- TASK GOAL
In full and word for word, return the listing that follows.

- SOURCE MATERIAL

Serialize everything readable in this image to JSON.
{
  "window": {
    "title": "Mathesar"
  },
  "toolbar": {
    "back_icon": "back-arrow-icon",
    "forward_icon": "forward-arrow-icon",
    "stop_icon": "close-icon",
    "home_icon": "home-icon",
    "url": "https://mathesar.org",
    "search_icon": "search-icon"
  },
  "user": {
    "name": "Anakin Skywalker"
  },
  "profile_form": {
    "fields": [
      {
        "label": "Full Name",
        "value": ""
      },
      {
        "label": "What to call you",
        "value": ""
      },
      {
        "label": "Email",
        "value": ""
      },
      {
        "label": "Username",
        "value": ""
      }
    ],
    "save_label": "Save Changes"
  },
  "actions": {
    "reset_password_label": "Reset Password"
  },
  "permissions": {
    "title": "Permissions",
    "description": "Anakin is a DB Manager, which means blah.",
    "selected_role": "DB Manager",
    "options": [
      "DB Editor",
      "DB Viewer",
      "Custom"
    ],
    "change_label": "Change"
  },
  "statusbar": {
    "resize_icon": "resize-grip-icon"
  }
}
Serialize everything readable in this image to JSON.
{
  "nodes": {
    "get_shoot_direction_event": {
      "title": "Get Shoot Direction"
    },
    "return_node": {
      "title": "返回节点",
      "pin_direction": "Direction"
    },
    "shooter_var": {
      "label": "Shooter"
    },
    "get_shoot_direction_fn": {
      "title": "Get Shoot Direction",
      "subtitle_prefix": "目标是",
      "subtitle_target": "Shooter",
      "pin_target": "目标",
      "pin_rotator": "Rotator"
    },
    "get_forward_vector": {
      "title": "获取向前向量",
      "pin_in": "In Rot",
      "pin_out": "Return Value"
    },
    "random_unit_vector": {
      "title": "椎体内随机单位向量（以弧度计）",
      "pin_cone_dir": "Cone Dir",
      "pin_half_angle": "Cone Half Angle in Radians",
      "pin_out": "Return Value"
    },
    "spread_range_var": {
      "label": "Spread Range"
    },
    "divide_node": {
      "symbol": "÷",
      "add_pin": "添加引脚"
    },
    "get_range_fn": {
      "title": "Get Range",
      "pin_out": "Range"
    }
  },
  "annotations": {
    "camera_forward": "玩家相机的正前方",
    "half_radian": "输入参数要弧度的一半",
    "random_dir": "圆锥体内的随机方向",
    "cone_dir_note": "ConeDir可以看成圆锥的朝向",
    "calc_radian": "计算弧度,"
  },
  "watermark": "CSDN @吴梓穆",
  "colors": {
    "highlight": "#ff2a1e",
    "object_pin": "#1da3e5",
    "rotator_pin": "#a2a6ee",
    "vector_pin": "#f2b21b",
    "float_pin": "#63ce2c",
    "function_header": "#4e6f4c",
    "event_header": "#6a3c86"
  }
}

- TASK ANSWER
Serialize everything readable in this image to JSON.
{
  "window": {
    "title": "Mathesar"
  },
  "toolbar": {
    "back_icon": "back-arrow-icon",
    "forward_icon": "forward-arrow-icon",
    "stop_icon": "close-icon",
    "home_icon": "home-icon",
    "url": "https://mathesar.org",
    "search_icon": "search-icon"
  },
  "user": {
    "name": "Anakin Skywalker"
  },
  "profile_form": {
    "fields": [
      {
        "label": "Full Name",
        "value": ""
      },
      {
        "label": "What to call you",
        "value": ""
      },
      {
        "label": "Email",
        "value": ""
      },
      {
        "label": "Username",
        "value": ""
      }
    ],
    "save_label": "Save Changes"
  },
  "actions": {
    "reset_password_label": "Reset Password"
  },
  "permissions": {
    "title": "Permissions",
    "description": "Anakin is a DB Manager, which means blah.",
    "selected_role": "DB Manager",
    "options": [
      "DB Editor",
      "DB Viewer",
      "Custom"
    ],
    "change_label": "Change"
  },
  "statusbar": {
    "resize_icon": "resize-grip-icon"
  }
}
Serialize everything readable in this image to JSON.
{
  "nodes": {
    "get_shoot_direction_event": {
      "title": "Get Shoot Direction"
    },
    "return_node": {
      "title": "返回节点",
      "pin_direction": "Direction"
    },
    "shooter_var": {
      "label": "Shooter"
    },
    "get_shoot_direction_fn": {
      "title": "Get Shoot Direction",
      "subtitle_prefix": "目标是",
      "subtitle_target": "Shooter",
      "pin_target": "目标",
      "pin_rotator": "Rotator"
    },
    "get_forward_vector": {
      "title": "获取向前向量",
      "pin_in": "In Rot",
      "pin_out": "Return Value"
    },
    "random_unit_vector": {
      "title": "椎体内随机单位向量（以弧度计）",
      "pin_cone_dir": "Cone Dir",
      "pin_half_angle": "Cone Half Angle in Radians",
      "pin_out": "Return Value"
    },
    "spread_range_var": {
      "label": "Spread Range"
    },
    "divide_node": {
      "symbol": "÷",
      "add_pin": "添加引脚"
    },
    "get_range_fn": {
      "title": "Get Range",
      "pin_out": "Range"
    }
  },
  "annotations": {
    "camera_forward": "玩家相机的正前方",
    "half_radian": "输入参数要弧度的一半",
    "random_dir": "圆锥体内的随机方向",
    "cone_dir_note": "ConeDir可以看成圆锥的朝向",
    "calc_radian": "计算弧度,"
  },
  "watermark": "CSDN @吴梓穆",
  "colors": {
    "highlight": "#ff2a1e",
    "object_pin": "#1da3e5",
    "rotator_pin": "#a2a6ee",
    "vector_pin": "#f2b21b",
    "float_pin": "#63ce2c",
    "function_header": "#4e6f4c",
    "event_header": "#6a3c86"
  }
}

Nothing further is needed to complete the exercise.